Some people really are pillars of the community. Mengiste, 67, a coffee farmer living in the forests of Oromia, Ethiopia, is one of them.  As well as supporting his family, he’s adopted six children, and works hard cultivating coffee to provide for them all. 

“One of my adopted daughters found herself divorced with two children so I wanted to support her… Another girl I adopted is deaf and mute. I tried to send her to school, but she struggled, so I support her as best I can. My children need a lot of financial support from me. I have 11 dependents, it’s a lot to support them with everything – school, food and clothes. This is tough, and my only source of income is coffee. For me, coffee is next to God.”

Mengiste has worked as coffee farmer for 32 years and spends most of his time at his coffee nursery site, making sure that his coffee trees are healthy and that any falling trees and weeds are cleared. It’s hard work, but Mengiste’s children help out when they can with the harvesting, after direction from Farm Africa on the best types of berries to pick. The berries are then carefully dried until they’ve blackened and are ready to sell.

Weathering new challenges

But Mengiste and his family are now facing a new challenge: climate change. The rainy season used to arrive like clockwork, but Mengiste can’t rely on regular rains any more.

“We had an extended dry season three years ago. We had no rain until May, which meant that the trees did not flower and we had no yield. Extended rain is just as bad – we have to purchase plastic sheets to dry our coffee, but we can’t protect it properly from heavy rains, and when it gets wet it decays.”

And even if the weather doesn’t wipe out his harvest, Mengiste still has to negotiate a fair price with local traders, who maximise their profits by paying farmers the bare minimum. Mengiste only earns about 50p for a kilo of coffee, which isn’t enough to allow him to invest in the right equipment for his coffee, such as wire mesh drying beds that would stop the beans from spoiling in wet weather.

Growing profits

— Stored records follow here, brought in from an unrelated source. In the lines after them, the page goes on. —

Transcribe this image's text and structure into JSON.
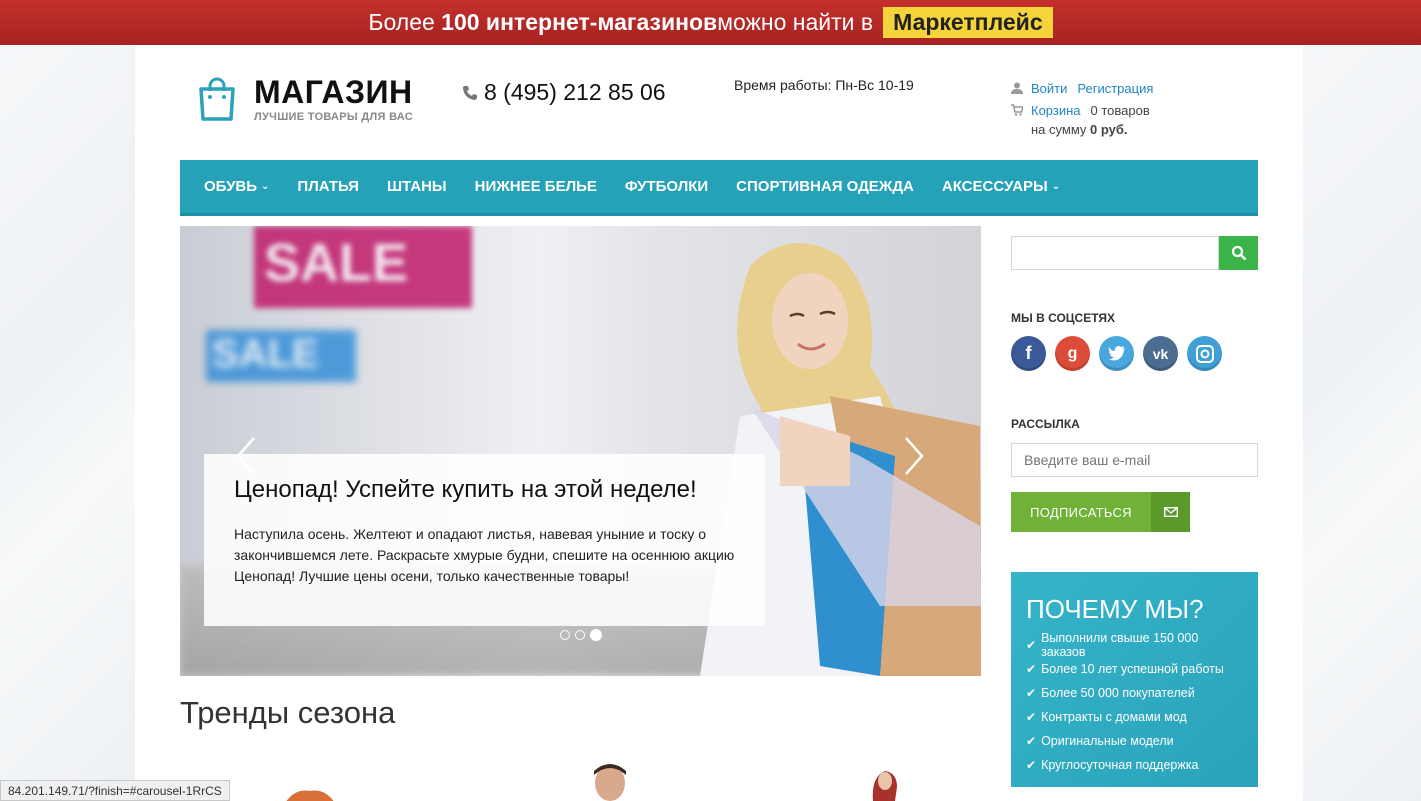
{
  "banner": {
    "prefix": "Более ",
    "bold": "100 интернет-магазинов",
    "suffix": " можно найти в",
    "marketplace": "Маркетплейс"
  },
  "header": {
    "logo_title": "МАГАЗИН",
    "logo_sub": "ЛУЧШИЕ ТОВАРЫ ДЛЯ ВАС",
    "phone": "8 (495) 212 85 06",
    "hours": "Время работы: Пн-Вс 10-19",
    "login": "Войти",
    "register": "Регистрация",
    "cart": "Корзина",
    "cart_count": "0 товаров",
    "sum_label": "на сумму ",
    "sum_value": "0 руб."
  },
  "nav": {
    "items": [
      {
        "label": "ОБУВЬ",
        "dropdown": true
      },
      {
        "label": "ПЛАТЬЯ",
        "dropdown": false
      },
      {
        "label": "ШТАНЫ",
        "dropdown": false
      },
      {
        "label": "НИЖНЕЕ БЕЛЬЕ",
        "dropdown": false
      },
      {
        "label": "ФУТБОЛКИ",
        "dropdown": false
      },
      {
        "label": "СПОРТИВНАЯ ОДЕЖДА",
        "dropdown": false
      },
      {
        "label": "АКСЕССУАРЫ",
        "dropdown": true
      }
    ]
  },
  "hero": {
    "sale_text_1": "SALE",
    "sale_text_2": "SALE",
    "title": "Ценопад! Успейте купить на этой неделе!",
    "text": "Наступила осень. Желтеют и опадают листья, навевая уныние и тоску о закончившемся лете. Раскрасьте хмурые будни, спешите на осеннюю акцию Ценопад! Лучшие цены осени, только качественные товары!",
    "slides": 3,
    "active_slide": 3
  },
  "trends": {
    "title": "Тренды сезона"
  },
  "sidebar": {
    "search_placeholder": "",
    "social_title": "МЫ В СОЦСЕТЯХ",
    "socials": [
      "facebook-icon",
      "google-plus-icon",
      "twitter-icon",
      "vk-icon",
      "instagram-icon"
    ],
    "newsletter_title": "РАССЫЛКА",
    "email_placeholder": "Введите ваш e-mail",
    "subscribe_label": "ПОДПИСАТЬСЯ",
    "why_title": "ПОЧЕМУ МЫ?",
    "why_items": [
      "Выполнили свыше 150 000 заказов",
      "Более 10 лет успешной работы",
      "Более 50 000 покупателей",
      "Контракты с домами мод",
      "Оригинальные модели",
      "Круглосуточная поддержка"
    ]
  },
  "status_bar": "84.201.149.71/?finish=#carousel-1RrCS",
  "colors": {
    "nav": "#25a1b8",
    "banner": "#b52a27",
    "marketplace": "#f5d33b",
    "search_btn": "#3bb54a",
    "subscribe": "#6fb237",
    "why_bg": "#2fabc1"
  }
}
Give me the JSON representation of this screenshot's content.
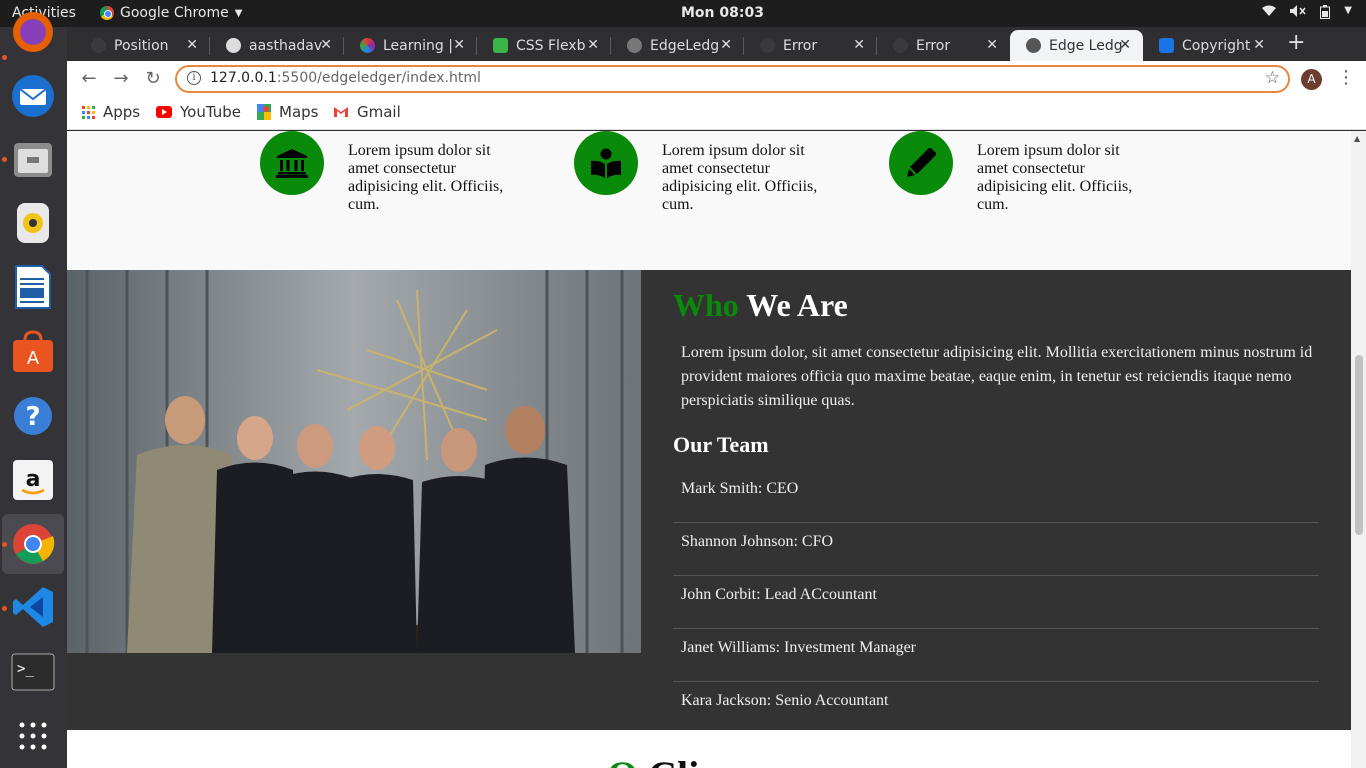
{
  "topbar": {
    "activities": "Activities",
    "app_name": "Google Chrome",
    "clock": "Mon 08:03"
  },
  "tabs": [
    {
      "label": "Position",
      "icon": "github-icon"
    },
    {
      "label": "aasthadav",
      "icon": "github-icon"
    },
    {
      "label": "Learning |",
      "icon": "learning-icon"
    },
    {
      "label": "CSS Flexb",
      "icon": "flexbox-icon"
    },
    {
      "label": "EdgeLedg",
      "icon": "edge-icon"
    },
    {
      "label": "Error",
      "icon": "error-icon"
    },
    {
      "label": "Error",
      "icon": "error-icon"
    },
    {
      "label": "Edge Ledg",
      "icon": "globe-icon",
      "active": true
    },
    {
      "label": "Copyright",
      "icon": "flag-icon"
    }
  ],
  "address_bar": {
    "host": "127.0.0.1",
    "path": ":5500/edgeledger/index.html"
  },
  "profile_initial": "A",
  "bookmarks": [
    {
      "label": "Apps",
      "icon": "apps-grid-icon"
    },
    {
      "label": "YouTube",
      "icon": "youtube-icon"
    },
    {
      "label": "Maps",
      "icon": "maps-icon"
    },
    {
      "label": "Gmail",
      "icon": "gmail-icon"
    }
  ],
  "features": [
    {
      "icon": "bank-icon",
      "text": "Lorem ipsum dolor sit amet consectetur adipisicing elit. Officiis, cum."
    },
    {
      "icon": "book-reader-icon",
      "text": "Lorem ipsum dolor sit amet consectetur adipisicing elit. Officiis, cum."
    },
    {
      "icon": "pencil-icon",
      "text": "Lorem ipsum dolor sit amet consectetur adipisicing elit. Officiis, cum."
    }
  ],
  "who_we_are": {
    "title_accent": "Who",
    "title_rest": " We Are",
    "text": "Lorem ipsum dolor, sit amet consectetur adipisicing elit. Mollitia exercitationem minus nostrum id provident maiores officia quo maxime beatae, eaque enim, in tenetur est reiciendis itaque nemo perspiciatis similique quas.",
    "team_title": "Our Team",
    "team": [
      "Mark Smith: CEO",
      "Shannon Johnson: CFO",
      "John Corbit: Lead ACcountant",
      "Janet Williams: Investment Manager",
      "Kara Jackson: Senio Accountant"
    ]
  },
  "clients": {
    "title_accent": "O",
    "title_rest": "Cli"
  },
  "colors": {
    "accent_green": "#0a8a0a",
    "dark_section": "#333333",
    "omnibox_focus": "#e8873b"
  }
}
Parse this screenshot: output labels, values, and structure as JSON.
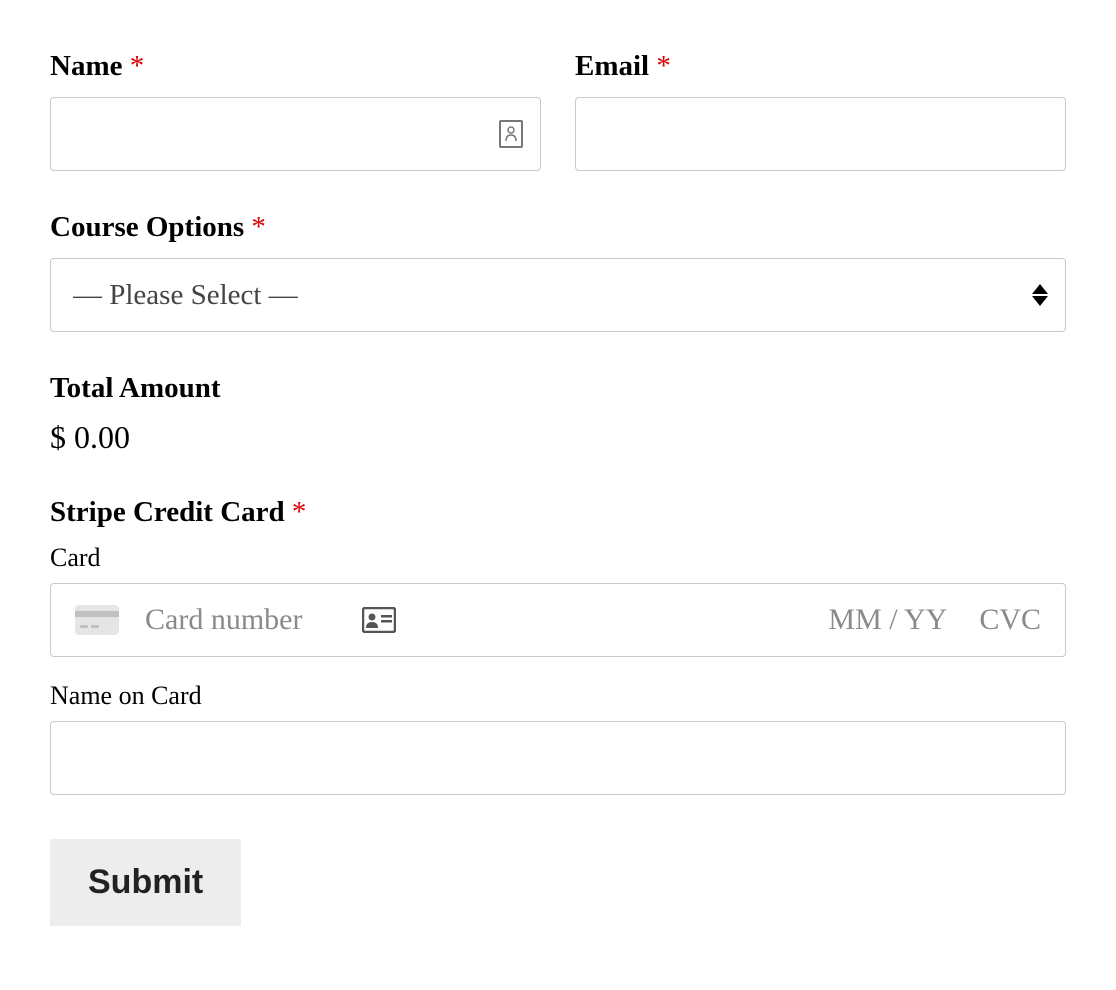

Farm Africa has been helping Mengiste to prepare for unpredictable weather, growing a canopy of trees to protect his coffee plants from heavy rain, and constructing a storage house so that beans can be stored safely. And materials such as sacks and mesh wires mean that Mengiste can keep his coffee off the ground, keeping it clean and dry.

“There are changes now that Farm Africa has intervened. In earlier times we didn’t know how to harvest, we dried coffee on the floor. Now we have changed the way we process. We dry on the raised bed, and harvest selectively. I’m passing on my knowledge to my family because I want them to use these new methods too.”

With a bigger harvest and better quality bean, Mengiste has much more negotiating power, and can double the price of his coffee at market. With the increase in his income, Mengiste is full of hopes for the future. And as always, his family and his community come first:

 “I have so many plans for the income I will earn from this harvest. I want to construct a better house with furniture and a better toilet. Also, at the moment we have to travel a long distance to buy food. I wish I could set up a service here for our local community.”

With your support, we can help farmers like Mengiste to continue to improve their lives and those of their families. Make a donation to our #coffeeislife appeal today.